Website and app data records
#####
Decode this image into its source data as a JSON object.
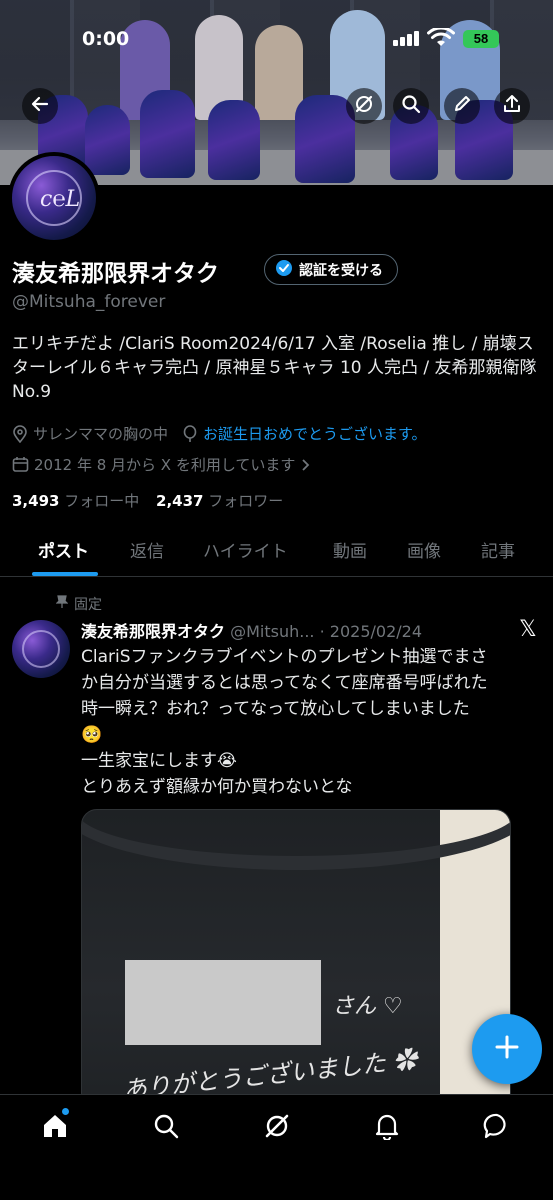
{
  "status_bar": {
    "time": "0:00",
    "battery": "58"
  },
  "profile": {
    "name": "湊友希那限界オタク",
    "verify_label": "認証を受ける",
    "handle": "@Mitsuha_forever",
    "bio": "エリキチだよ /ClariS Room2024/6/17 入室 /Roselia 推し / 崩壊スターレイル６キャラ完凸 / 原神星５キャラ 10 人完凸 / 友希那親衛隊 No.9",
    "location": "サレンママの胸の中",
    "birthday": "お誕生日おめでとうございます。",
    "joined": "2012 年 8 月から X を利用しています",
    "following_count": "3,493",
    "following_label": "フォロー中",
    "followers_count": "2,437",
    "followers_label": "フォロワー",
    "avatar_logo": "c℮L"
  },
  "tabs": [
    {
      "label": "ポスト"
    },
    {
      "label": "返信"
    },
    {
      "label": "ハイライト"
    },
    {
      "label": "動画"
    },
    {
      "label": "画像"
    },
    {
      "label": "記事"
    }
  ],
  "tweet": {
    "pinned_label": "固定",
    "name": "湊友希那限界オタク",
    "handle": "@Mitsuh...",
    "date": "· 2025/02/24",
    "x_icon": "𝕏",
    "lines": [
      "ClariSファンクラブイベントのプレゼント抽選でまさ",
      "か自分が当選するとは思ってなくて座席番号呼ばれた",
      "時一瞬え？おれ？ってなって放心してしまいました",
      "🥺",
      "一生家宝にします😭",
      "とりあえず額縁か何か買わないとな"
    ],
    "media_text_1": "さん ♡",
    "media_text_2": "ありがとうございました ✿"
  },
  "colors": {
    "accent": "#1d9bf0",
    "background": "#000000",
    "muted": "#71767b"
  },
  "icons": [
    "back-arrow-icon",
    "grok-icon",
    "search-icon",
    "edit-icon",
    "share-icon",
    "location-icon",
    "balloon-icon",
    "calendar-icon",
    "pin-icon",
    "home-icon",
    "notifications-icon",
    "messages-icon",
    "plus-icon"
  ]
}
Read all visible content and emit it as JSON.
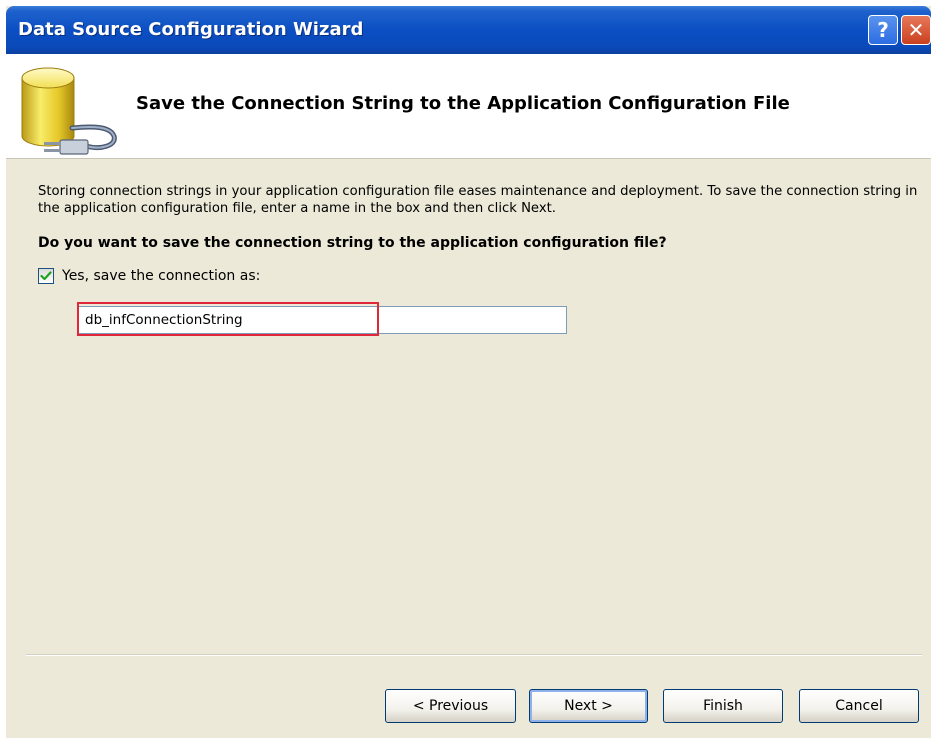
{
  "window": {
    "title": "Data Source Configuration Wizard",
    "help_glyph": "?",
    "close_glyph": "✕"
  },
  "header": {
    "title": "Save the Connection String to the Application Configuration File",
    "icon": "database-plug-icon"
  },
  "body": {
    "description": "Storing connection strings in your application configuration file eases maintenance and deployment. To save the connection string in the application configuration file, enter a name in the box and then click Next.",
    "question": "Do you want to save the connection string to the application configuration file?",
    "save_checkbox": {
      "label": "Yes, save the connection as:",
      "checked": true
    },
    "connection_name": {
      "value": "db_infConnectionString"
    }
  },
  "buttons": {
    "previous": "< Previous",
    "next": "Next >",
    "finish": "Finish",
    "cancel": "Cancel"
  },
  "colors": {
    "titlebar": "#0b4fc4",
    "dialog_bg": "#ece9d8",
    "highlight": "#e0283a"
  }
}
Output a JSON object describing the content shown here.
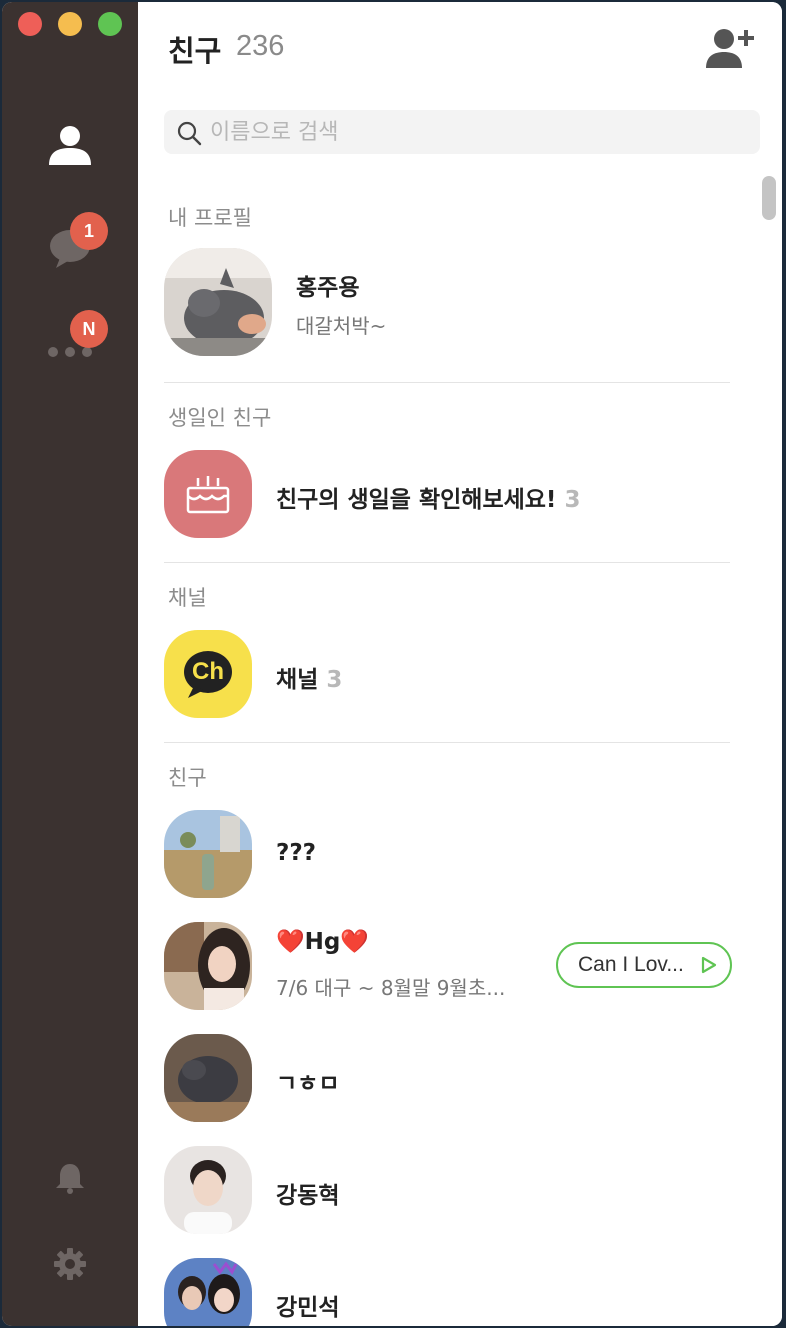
{
  "header": {
    "title": "친구",
    "count": "236"
  },
  "search": {
    "placeholder": "이름으로 검색"
  },
  "sidebar": {
    "chat_badge": "1",
    "more_badge": "N"
  },
  "sections": {
    "my_profile": "내 프로필",
    "birthday": "생일인 친구",
    "channel": "채널",
    "friends": "친구"
  },
  "my_profile": {
    "name": "홍주용",
    "status": "대갈처박~"
  },
  "birthday": {
    "text": "친구의 생일을 확인해보세요!",
    "count": "3"
  },
  "channel": {
    "name": "채널",
    "count": "3",
    "icon_text": "Ch"
  },
  "friends": [
    {
      "name": "???",
      "status": ""
    },
    {
      "name": "❤️Hg❤️",
      "status": "7/6 대구 ~ 8월말 9월초...",
      "music": "Can I Lov..."
    },
    {
      "name": "ㄱㅎㅁ",
      "status": ""
    },
    {
      "name": "강동혁",
      "status": ""
    },
    {
      "name": "강민석",
      "status": ""
    }
  ],
  "colors": {
    "sidebar": "#3b3230",
    "badge": "#e2614d",
    "birthday_bg": "#d9787a",
    "channel_bg": "#f7e04b",
    "music_border": "#5fc453"
  }
}
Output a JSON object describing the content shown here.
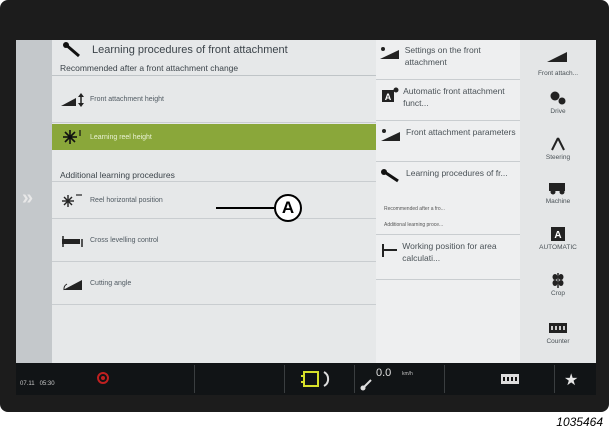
{
  "left_menu": {
    "title": "Learning procedures of front attachment",
    "subtitle": "Recommended after a front attachment change",
    "items": [
      {
        "label": "Front attachment height",
        "icon": "height-icon"
      },
      {
        "label": "Learning reel height",
        "icon": "reel-icon",
        "selected": true
      }
    ],
    "section": "Additional learning procedures",
    "additional_items": [
      {
        "label": "Reel horizontal position",
        "icon": "reel-horizontal-icon"
      },
      {
        "label": "Cross levelling control",
        "icon": "cross-level-icon"
      },
      {
        "label": "Cutting angle",
        "icon": "cutting-angle-icon"
      }
    ]
  },
  "mid_menu": {
    "items": [
      {
        "label": "Settings on the front attachment",
        "icon": "wedge-icon"
      },
      {
        "label": "Automatic front attachment funct...",
        "icon": "auto-a-icon"
      },
      {
        "label": "Front attachment parameters",
        "icon": "wedge-icon"
      },
      {
        "label": "Learning procedures of fr...",
        "icon": "wrench-icon",
        "sub1": "Recommended after a fro...",
        "sub2": "Additional learning proce..."
      },
      {
        "label": "Working position for area calculati...",
        "icon": "position-icon"
      }
    ]
  },
  "right_menu": {
    "items": [
      {
        "label": "Front attach..."
      },
      {
        "label": "Drive"
      },
      {
        "label": "Steering"
      },
      {
        "label": "Machine"
      },
      {
        "label": "AUTOMATIC"
      },
      {
        "label": "Crop"
      },
      {
        "label": "Counter"
      }
    ]
  },
  "status_bar": {
    "date": "07.11",
    "time": "05:30",
    "speed": "0.0",
    "speed_unit": "km/h"
  },
  "callout_label": "A",
  "figure_number": "1035464",
  "colors": {
    "accent": "#8aa73a",
    "bar": "#111416"
  }
}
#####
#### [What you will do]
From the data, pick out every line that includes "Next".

#### [Output]
    "description": "Storing connection strings in your application configuration file eases maintenance and deployment. To save the connection string in the application configuration file, enter a name in the box and then click Next.",
    "next": "Next >",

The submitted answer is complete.